He’s beautiful, but my romance and many others, though no less intense, is well a bit more restrained or, let’s just say, happy in its understatement. Enjoy!
1. On a dark night, kindled in love with yearnings—oh, happy chance!— I went forth without being observed, My house being now at rest.
2. In darkness and secure, By the secret ladder, disguised— oh, happy chance!— In darkness and in concealment, My house being now at rest.
3. In the happy night, In secret, when none saw me, Nor I beheld aught, Without light or guide, save that which burned in my heart.
4. This light guided me More surely than the light of noonday To the place where he (well I knew who!) was awaiting me— A place where none appeared.
5. Oh, night that guided me, Oh, night more lovely than the dawn, Oh, night that joined Beloved with lover, Lover transformed in the Beloved!
6. Upon my flowery breast, Kept wholly for himself alone, There he stayed sleeping, and I caressed him, And the fanning of the cedars made a breeze.
7. The breeze blew from the turret As I parted his locks; With his gentle hand he wounded my neck And caused all my senses to be suspended.
8. I remained, lost in oblivion; My face I reclined on the Beloved. All ceased and I abandoned myself, Leaving my cares forgotten among the lilies." (Dark Night)
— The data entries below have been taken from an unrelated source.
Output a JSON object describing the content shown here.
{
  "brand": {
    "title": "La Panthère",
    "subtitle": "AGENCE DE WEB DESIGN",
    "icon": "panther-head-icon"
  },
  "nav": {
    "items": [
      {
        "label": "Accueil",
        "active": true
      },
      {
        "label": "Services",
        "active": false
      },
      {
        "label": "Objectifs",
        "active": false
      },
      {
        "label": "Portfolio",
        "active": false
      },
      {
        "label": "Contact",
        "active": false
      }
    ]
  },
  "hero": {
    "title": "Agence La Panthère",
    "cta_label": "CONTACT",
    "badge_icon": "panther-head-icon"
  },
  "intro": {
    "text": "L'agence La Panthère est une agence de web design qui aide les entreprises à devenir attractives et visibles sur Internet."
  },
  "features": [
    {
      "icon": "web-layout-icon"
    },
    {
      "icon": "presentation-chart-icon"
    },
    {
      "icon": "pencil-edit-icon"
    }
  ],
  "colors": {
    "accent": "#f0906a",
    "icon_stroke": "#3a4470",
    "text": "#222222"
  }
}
Your Excellency, may I ask if you have read The Ascent of Mount Carmel? Dark Night is, after all, its sequel. I have often maintained that Dark Night should not be read by those who have not first read The Ascent, although I admit that I might be wrong to do so.
Great observation, I'll put The Ascent on my reading list, but if you get my drift, in terms of accessibility or universality, your advice begs the question, if you will, which troubles me about St. John and St. Teresa. As St. Francis de Sales counsels, there are indeed different approaches to the life of faith and which are suited to particular callings in life.
Post a Comment